Tourism stakeholders here have pinpointed air access as their number one constraint and have called on authorities to expeditiously look into the matter.
This issue, among others, was pointed out at a Dominica Hotel and Tourism Association (DHTA) Bi-annual meeting at the Fort Young Hotel on Wednesday evening.
President of the DHTA Simon Walsh was highly supported when he suggested the introduction of a national airline as a possible solution to this issue.
“I have almost come to a point where I believe that that is the way forward for Dominica,” he said. “To develop a national airline and we’re not talking about 747’s or international airports. We’re talking about small planes that will service our hubs of Antigua, Barbados, St Maarten and shuttle people back and forth. Something that we Dominica dictates the time of departure so we can connect with every single other hub.”

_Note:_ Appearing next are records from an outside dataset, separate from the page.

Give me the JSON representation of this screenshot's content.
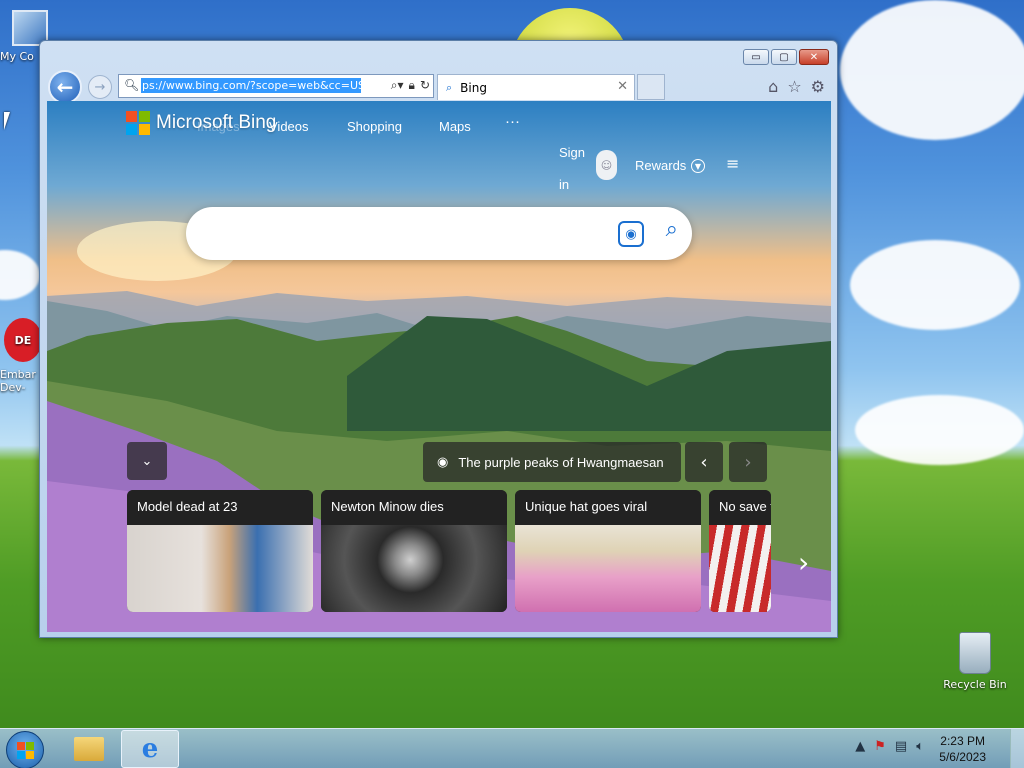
{
  "desktop": {
    "icons": [
      {
        "label": "My Co"
      },
      {
        "label": "Embar Dev-"
      },
      {
        "label": "Recycle Bin"
      }
    ]
  },
  "window": {
    "caption_buttons": {
      "minimize": "▭",
      "maximize": "▢",
      "close": "✕"
    },
    "address": {
      "url": "ps://www.bing.com/?scope=web&cc=US"
    },
    "tab": {
      "title": "Bing",
      "close": "✕"
    }
  },
  "bing": {
    "logo_text": "Microsoft Bing",
    "nav": [
      "Images",
      "Videos",
      "Shopping",
      "Maps",
      "···"
    ],
    "sign_in": "Sign in",
    "rewards": "Rewards",
    "image_caption": "The purple peaks of Hwangmaesan",
    "cards": [
      {
        "title": "Model dead at 23"
      },
      {
        "title": "Newton Minow dies"
      },
      {
        "title": "Unique hat goes viral"
      },
      {
        "title": "No save t"
      }
    ]
  },
  "taskbar": {
    "time": "2:23 PM",
    "date": "5/6/2023"
  },
  "colors": {
    "accent": "#1a6fd0",
    "ms_red": "#f25022",
    "ms_green": "#7fba00",
    "ms_blue": "#00a4ef",
    "ms_yellow": "#ffb900"
  }
}
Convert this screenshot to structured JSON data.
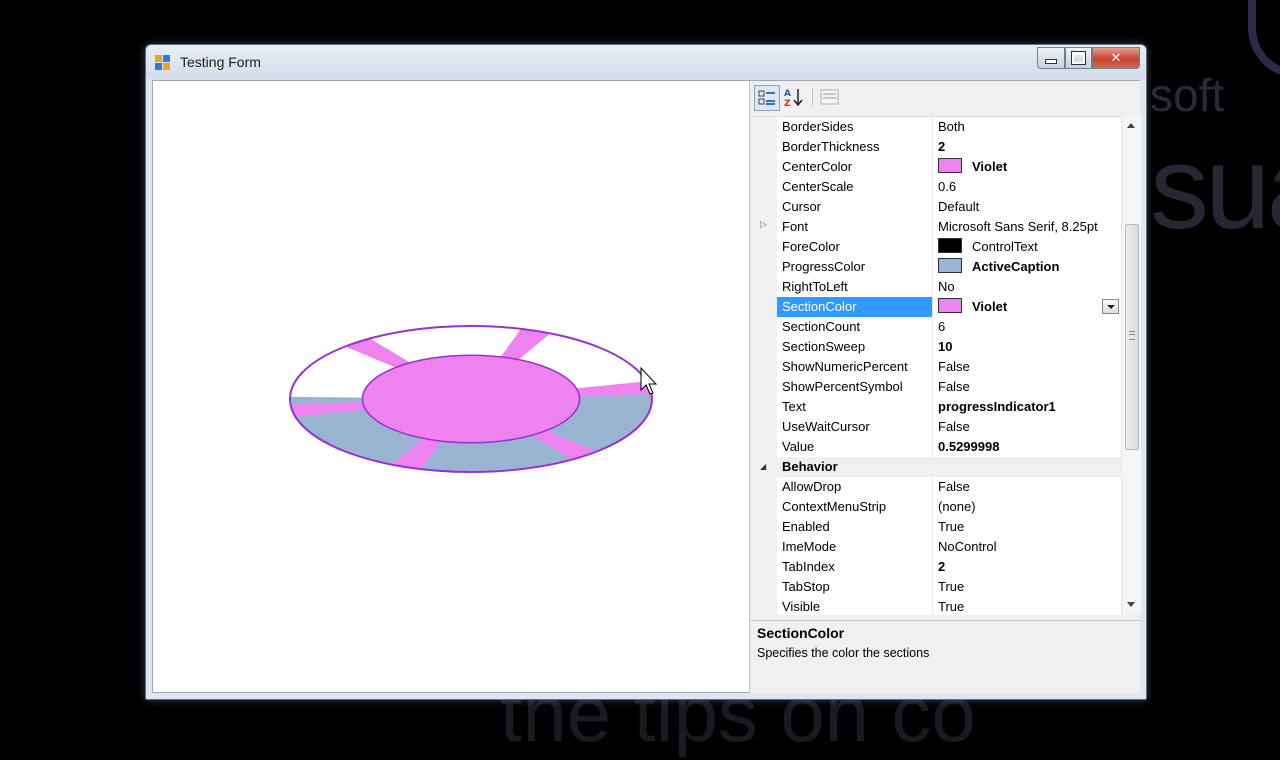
{
  "window": {
    "title": "Testing Form"
  },
  "background": {
    "line1": "soft",
    "line2": "sua",
    "line3": "the tips on co"
  },
  "progress_indicator": {
    "center_color": "#ee82ee",
    "section_color": "#ee82ee",
    "progress_color": "#99b4d1",
    "border_color": "#9932cc",
    "section_count": 6,
    "section_sweep": 10,
    "center_scale": 0.6,
    "value": 0.5299998
  },
  "toolbar": {
    "categorized": "categorized-icon",
    "alphabetical": "alphabetical-icon",
    "pages": "property-pages-icon"
  },
  "properties": [
    {
      "name": "BorderSides",
      "value": "Both"
    },
    {
      "name": "BorderThickness",
      "value": "2",
      "bold": true
    },
    {
      "name": "CenterColor",
      "value": "Violet",
      "bold": true,
      "swatch": "#ee82ee"
    },
    {
      "name": "CenterScale",
      "value": "0.6"
    },
    {
      "name": "Cursor",
      "value": "Default"
    },
    {
      "name": "Font",
      "value": "Microsoft Sans Serif, 8.25pt",
      "expandable": true
    },
    {
      "name": "ForeColor",
      "value": "ControlText",
      "swatch": "#000000"
    },
    {
      "name": "ProgressColor",
      "value": "ActiveCaption",
      "bold": true,
      "swatch": "#99b4d1"
    },
    {
      "name": "RightToLeft",
      "value": "No"
    },
    {
      "name": "SectionColor",
      "value": "Violet",
      "bold": true,
      "swatch": "#ee82ee",
      "selected": true
    },
    {
      "name": "SectionCount",
      "value": "6"
    },
    {
      "name": "SectionSweep",
      "value": "10",
      "bold": true
    },
    {
      "name": "ShowNumericPercent",
      "value": "False"
    },
    {
      "name": "ShowPercentSymbol",
      "value": "False"
    },
    {
      "name": "Text",
      "value": "progressIndicator1",
      "bold": true
    },
    {
      "name": "UseWaitCursor",
      "value": "False"
    },
    {
      "name": "Value",
      "value": "0.5299998",
      "bold": true
    },
    {
      "name": "Behavior",
      "category": true
    },
    {
      "name": "AllowDrop",
      "value": "False"
    },
    {
      "name": "ContextMenuStrip",
      "value": "(none)"
    },
    {
      "name": "Enabled",
      "value": "True"
    },
    {
      "name": "ImeMode",
      "value": "NoControl"
    },
    {
      "name": "TabIndex",
      "value": "2",
      "bold": true
    },
    {
      "name": "TabStop",
      "value": "True"
    },
    {
      "name": "Visible",
      "value": "True"
    }
  ],
  "help": {
    "title": "SectionColor",
    "description": "Specifies the color the sections"
  }
}
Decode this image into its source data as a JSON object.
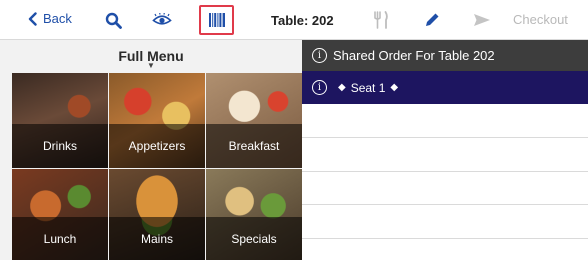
{
  "toolbar": {
    "back_label": "Back",
    "table_label": "Table: 202",
    "checkout_label": "Checkout",
    "icons": {
      "back": "chevron-left-icon",
      "search": "search-icon",
      "eye": "eye-icon",
      "barcode": "barcode-icon",
      "fork_knife": "utensils-icon",
      "pencil": "pencil-icon",
      "send": "send-icon"
    },
    "colors": {
      "accent": "#1f4fa8",
      "highlight_border": "#e03a4a",
      "disabled": "#b9b9b9"
    }
  },
  "menu": {
    "title": "Full Menu",
    "categories": [
      {
        "label": "Drinks"
      },
      {
        "label": "Appetizers"
      },
      {
        "label": "Breakfast"
      },
      {
        "label": "Lunch"
      },
      {
        "label": "Mains"
      },
      {
        "label": "Specials"
      }
    ]
  },
  "order": {
    "shared_label": "Shared Order For Table 202",
    "seat_label": "Seat 1",
    "colors": {
      "shared_bar": "#3d3d3d",
      "seat_bar": "#1d1560"
    }
  }
}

He continued, “We think the policy now should be looking at improving air access; and if that means development of a national airline that will create jobs and create national pride.”
Walsh believes that the air access problem is the number one issue hindering foreign investment and reinvestment in the tourism industry. “Those of us here now, our hotel rooms are not fully booked because of air access,” he pointed out.
Walsh warned that the new fifty-room hotel being constructed by government in Portsmouth will also face the same dilemma if the situation is not remedied.
He urged tourism stakeholders to support the call for air access adding, “The DHTA board will carry this forward. We will always cry the cry for air access. And I know that is the biggest issue for us today and it’s the hardest one for us to solve.”
Chief Executive Officer of the DHTA Colin Piper supported Walsh and assured that air access is a priority for government.
Other concerns raised by tourism stakeholders at the DHTA biennial meeting were lack of customer service at the various contact points, restaurants charging visitors one prize while locals are charged another prize, the tardiness of government workers at tourist sites and site pass unavailability.